Time is running out for lawmakers to agree on funding to avoid a government shutdown and with a looming shutdown, there could be massive disruptions to our national parks, monuments, and federal lands as well as permitting processes.
There will be broad impacts with any federal government shutdown but here are the possible major impacts to Travel & Outdoors:
Update 1/22/2018 @ 12:58 PM CST
Senate has reached compromise to end shutdown and it is expected that an agreement will be voted on by the Senate and passed by the House today.
Update 1/22/2018 9:00 am CST
We’re entering our 3rd day of the government shutdown and the National Park Services have been furloughed. Some parks are open, however, notices are up that closures can happen without notice and that there is no facilities management in operations – no restrooms, services, camping so on and so forth. It’s our recommendation that until the shutdown ends or National Park Services is funded that you find alternative plans.
Smithsonian and federal museums will remain open through the weekend but would close the following Monday.
Federal Lands & Parks
Federal lands will remain open. National Parks are said to remain open to the degree that the parks would not be staffed and anything that requires staffing and facilities management would be shutdown – including campsites, restrooms, and retail/concessions.
On top of park closures, travel may be impacted with difficulties of getting passports. If your passport facility is in a government building that building may be shutdown, otherwise as long as passport fees can sustain the office, services may remain.
In prior shutdowns all non-essential employees were furloughed which shutdown the National Zoo as well as NASA.
History of Shutdowns
If 2013 is any indication of how a 2018 shutdown would be then all federal parks may be closed. The National Park Services has stated that it is legally mandated to protect national park lands and without proper staffing to do so, the parks would be closed. The 2014 Contingency plan outlining this police is available here: https://www.doi.gov/sites/doi.gov/files/migrated/shutdown/fy2014/upload/NPS-contingency-plan.pdf
How does this impact our parks system? It’s estimated that the parks will lose over half a million dollars a day of income and untold lost revenues in cities, counties, and states where parks operate from losses in tourism.
During the shutdown of 2013 the parks were closed for 16 days – October 1st through 16th.
During 1995 The parks were closed for a total of 27 days in two different closures.
What if you’re at a National Park during the shutdown?
In 2013 the shutdown closed the parks and campers/visitors were given a two day grace period to leave.

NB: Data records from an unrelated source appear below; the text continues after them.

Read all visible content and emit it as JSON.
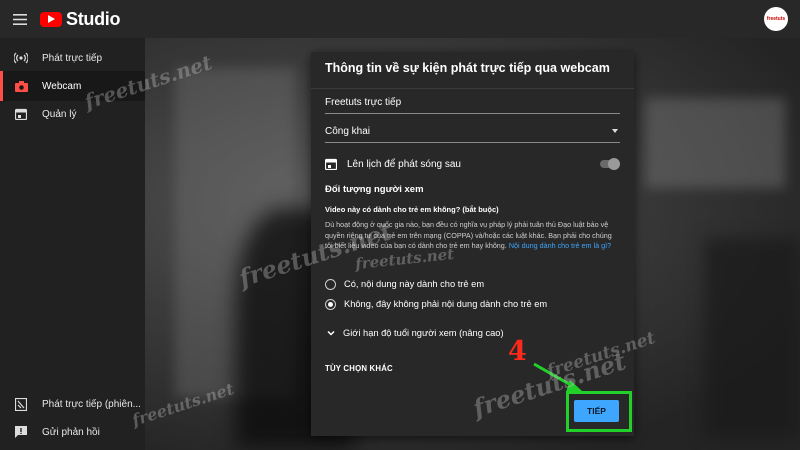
{
  "header": {
    "app_name": "Studio",
    "menu_icon": "hamburger-menu-icon",
    "logo_icon": "youtube-play-icon",
    "avatar_text": "freetuts"
  },
  "sidebar": {
    "items": [
      {
        "label": "Phát trực tiếp",
        "icon": "live-broadcast-icon",
        "active": false
      },
      {
        "label": "Webcam",
        "icon": "camera-icon",
        "active": true
      },
      {
        "label": "Quản lý",
        "icon": "calendar-icon",
        "active": false
      }
    ],
    "bottom_items": [
      {
        "label": "Phát trực tiếp (phiên...",
        "icon": "live-version-icon"
      },
      {
        "label": "Gửi phản hồi",
        "icon": "feedback-icon"
      }
    ]
  },
  "dialog": {
    "title": "Thông tin về sự kiện phát trực tiếp qua webcam",
    "stream_title_value": "Freetuts trực tiếp",
    "privacy_value": "Công khai",
    "schedule_label": "Lên lịch để phát sóng sau",
    "schedule_enabled": false,
    "audience_heading": "Đối tượng người xem",
    "kids_question": "Video này có dành cho trẻ em không? (bắt buộc)",
    "kids_description": "Dù hoạt động ở quốc gia nào, bạn đều có nghĩa vụ pháp lý phải tuân thủ Đạo luật bảo vệ quyền riêng tư của trẻ em trên mạng (COPPA) và/hoặc các luật khác. Bạn phải cho chúng tôi biết liệu video của bạn có dành cho trẻ em hay không.",
    "kids_link": "Nội dung dành cho trẻ em là gì?",
    "radio_options": [
      {
        "label": "Có, nội dung này dành cho trẻ em",
        "checked": false
      },
      {
        "label": "Không, đây không phải nội dung dành cho trẻ em",
        "checked": true
      }
    ],
    "advanced_label": "Giới hạn độ tuổi người xem (nâng cao)",
    "more_options_label": "TÙY CHỌN KHÁC",
    "next_label": "TIẾP"
  },
  "annotation": {
    "step_number": "4",
    "highlight_color": "#22d02a",
    "step_color": "#ff2a1a"
  },
  "watermark": "freetuts.net",
  "colors": {
    "accent_red": "#ff0000",
    "active_bar": "#ff4e45",
    "link_blue": "#3ea6ff",
    "button_blue": "#3ea6ff"
  }
}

Some parks were shutdown so quickly that campers were told to leave by 8:00 PM the next day. We will update this post if any formal announcements/actions happen in 2018.
What if you’re planning to visit the National Parks during the government shutdown?
Based on results of 2013, I would currently advise to look for state park options or avoid National Parks. BLM lands and “backcountry” areas are said to remain open, but you should make sure to get all permits before shutdown as there will be no other way to get permits during the shutdown.
Call your representatives in Congress via the United States Capitol switchboard at (202) 224-3121. A switchboard operator will connect you directly with the congressional office you request. Tell your representatives that you care about our national parks and want them open and fully funded, they are our parks.
I’m a 40 something father of two girls who loves the mountains, still plays in the sand and enjoys being in the great outdoors. The mountains are always calling my name.
“Wilderness is a necessity” – John Muir